The survey found that 25 percent of Americans had no opinion on cancel culture. 46 percent more Americans indicated that in their opinion, cancel culture had gone too far, leaving only 29 percent who had any modicum of support for it. This majority was replicated across every demographic.
Cancel culture is defined by this particular survey as: "the practice of withdrawing support for (or canceling) public figures and companies after they have done or said something considered objectionable or offensive."
People have tried to deny its existence, but it is unfortunately very real, and often widely practiced, especially on social media and within academia. It has had real life consequences for the undeserving the world over, from job and income loss to events being cancelled.
Long-standing publication The New York Times has recently been rocked by a wave of prominent scandals related to cancel culture. Editorial page editor James Bennet was ousted, which sparked the resignation of Bari Weiss, one of Bennet’s writers and editors. In fact, Bennet’s leaving prompted many resignations all over the industry, including Andrew Sullivan of New York Magazine.

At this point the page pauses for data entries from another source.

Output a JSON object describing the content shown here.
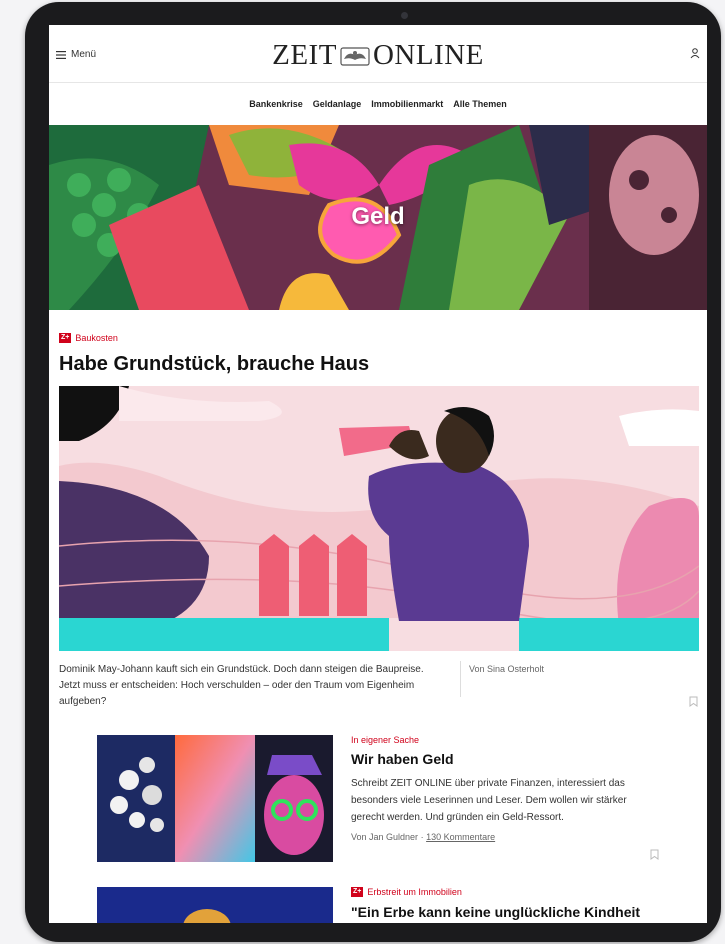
{
  "header": {
    "menu_label": "Menü",
    "logo_text_left": "ZEIT",
    "logo_text_right": "ONLINE"
  },
  "nav": {
    "items": [
      {
        "label": "Bankenkrise"
      },
      {
        "label": "Geldanlage"
      },
      {
        "label": "Immobilienmarkt"
      },
      {
        "label": "Alle Themen"
      }
    ]
  },
  "hero": {
    "title": "Geld"
  },
  "lead": {
    "badge": "Z+",
    "kicker": "Baukosten",
    "title": "Habe Grundstück, brauche Haus",
    "teaser": "Dominik May-Johann kauft sich ein Grundstück. Doch dann steigen die Baupreise. Jetzt muss er entscheiden: Hoch verschulden – oder den Traum vom Eigenheim aufgeben?",
    "author": "Von Sina Osterholt"
  },
  "items": [
    {
      "kicker": "In eigener Sache",
      "title": "Wir haben Geld",
      "text": "Schreibt ZEIT ONLINE über private Finanzen, interessiert das besonders viele Leserinnen und Leser. Dem wollen wir stärker gerecht werden. Und gründen ein Geld-Ressort.",
      "author": "Von Jan Guldner",
      "separator": "·",
      "comments": "130 Kommentare"
    },
    {
      "badge": "Z+",
      "kicker": "Erbstreit um Immobilien",
      "title": "\"Ein Erbe kann keine unglückliche Kindheit"
    }
  ],
  "colors": {
    "accent": "#d0021b",
    "hero_bg": "#5b2b47",
    "lead_bg": "#f3c9cf",
    "figure_shirt": "#5a3a92",
    "teal": "#2ad6d2"
  }
}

Cancel culture is not a strictly political or politically slanted issue. Politicians such as Barack Obama and Donald Trump, who disagree on just about everything, are united on this one point. Both of them have gone on record in voicing their strong opposition to any type of cancel culture.